Their defense wasn’t completely hopeless, however. Late in the first quarter, Trace McSorley threw an ill-advised interception off an errant throw, which led to Michigan’s first points of the game. The Wolverine offense looked competent, even, in the drive after the interception. At the end of that drive, though, Penn State’s offense would have 183 yards, while Michigan’s would have 54. The sweetest part of that drive? Quinn Nordin would miss the ensuing PAT after Michigan put the ball in the end zone on fourth and goal.
The second quarter was reminiscent of the Indiana game, where the Hoosiers settled down and held Penn State to zero points in the quarter. Michigan almost did the same thing as Indiana, scoring two touchdowns of their own to come within a point of the Lions. Penn State, however, was able to score late in the quarter to regain the eight-point lead and go to the half up 21-13. Speaking of Indiana, they allowed 370 total yards in their loss to Penn State. Michigan? They allowed 302 in the first half.
The Nittany Lions made the right adjustments in the second half, and prevented Michigan from moving the ball with the kind of ease they did in the second quarter. What they didn’t do, however, was take their foot off the gas. The Nittany Lions scored another 21 points in the second half, starters in throughout, to leave no doubt that they were out for blood in this game.
All in all, Penn State played a nearly perfectly the whole way. Aside from the one interception early in the first quarter, the Nittany Lions controlled the game, prevented Michigan from getting too comfortable on offense, and gashed a defense that had been shutting down opponents all season long. You couldn’t have scripted a better game. One more thing: How about the offensive line against a defense better than Northwestern’s or Indiana’s?
It was unrealistic for all but the most devoted of Penn State fans to believe the game would play out as it did. But after the fact, it makes all the sense in the world. If given the opportunity to send a message to the conference and the country, why not take it? Even if in fact this was not a revenge game, it was an opportunity to show the world that they remembered.

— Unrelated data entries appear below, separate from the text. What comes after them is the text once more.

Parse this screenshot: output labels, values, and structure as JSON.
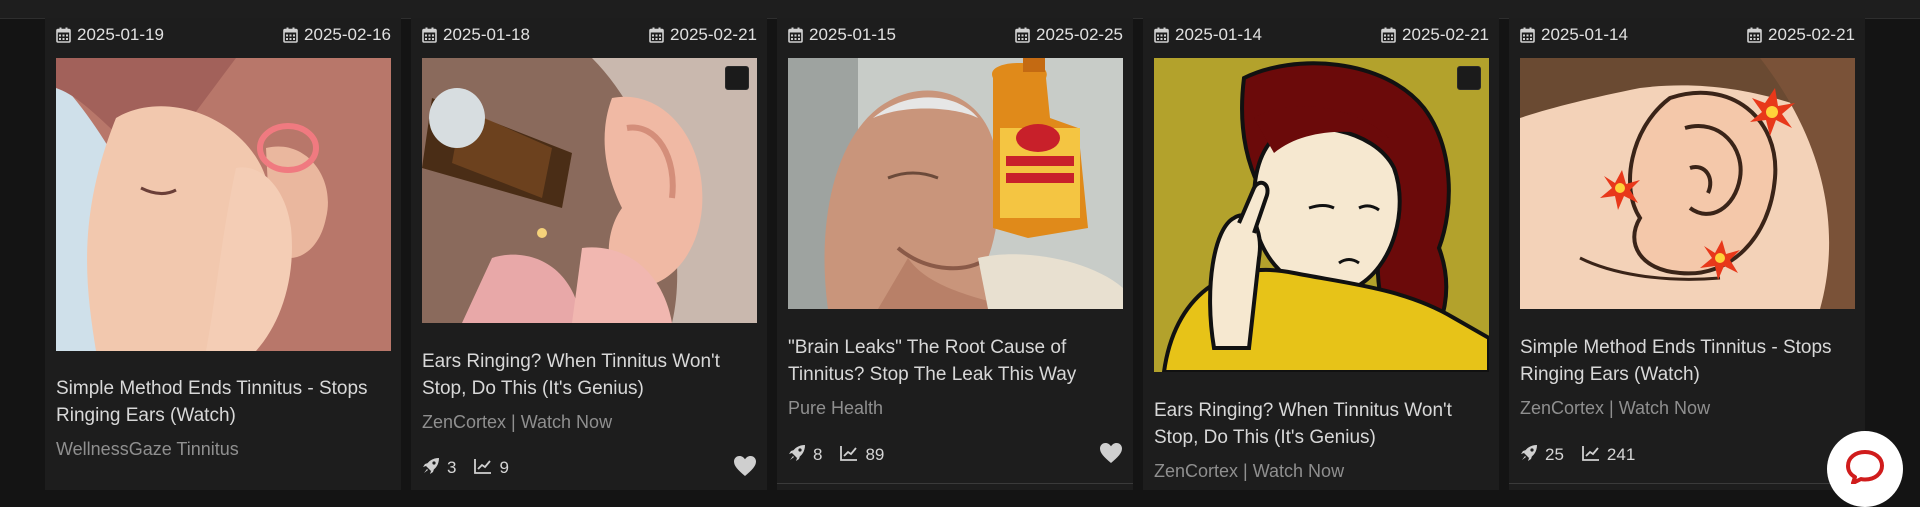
{
  "cards": [
    {
      "start_date": "2025-01-19",
      "end_date": "2025-02-16",
      "title": "Simple Method Ends Tinnitus - Stops Ringing Ears (Watch)",
      "source": "WellnessGaze Tinnitus",
      "image": "woman-holding-ear-illustration"
    },
    {
      "start_date": "2025-01-18",
      "end_date": "2025-02-21",
      "title": "Ears Ringing? When Tinnitus Won't Stop, Do This (It's Genius)",
      "source": "ZenCortex | Watch Now",
      "image": "ear-drops-photo",
      "rockets": "3",
      "views": "9"
    },
    {
      "start_date": "2025-01-15",
      "end_date": "2025-02-25",
      "title": "\"Brain Leaks\" The Root Cause of Tinnitus? Stop The Leak This Way",
      "source": "Pure Health",
      "image": "elderly-man-vinegar-photo",
      "rockets": "8",
      "views": "89"
    },
    {
      "start_date": "2025-01-14",
      "end_date": "2025-02-21",
      "title": "Ears Ringing? When Tinnitus Won't Stop, Do This (It's Genius)",
      "source": "ZenCortex | Watch Now",
      "image": "cartoon-woman-finger-in-ear"
    },
    {
      "start_date": "2025-01-14",
      "end_date": "2025-02-21",
      "title": "Simple Method Ends Tinnitus - Stops Ringing Ears (Watch)",
      "source": "ZenCortex | Watch Now",
      "image": "ear-pain-illustration",
      "rockets": "25",
      "views": "241"
    }
  ],
  "icons": {
    "date": "calendar-icon",
    "rockets": "rocket-icon",
    "views": "chart-line-icon",
    "like": "heart-icon",
    "chat": "chat-bubble-icon"
  },
  "colors": {
    "page_bg": "#141414",
    "card_bg": "#1d1d1d",
    "text": "#d8d8d8",
    "muted": "#8f8f8f",
    "chat_icon": "#d01c1c"
  }
}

Penn State follows up this game with an even bigger one in Columbus. The fully rested Ohio State Buckeyes await, ready for a statement game of their own. Kickoff is at 3:30 on Fox.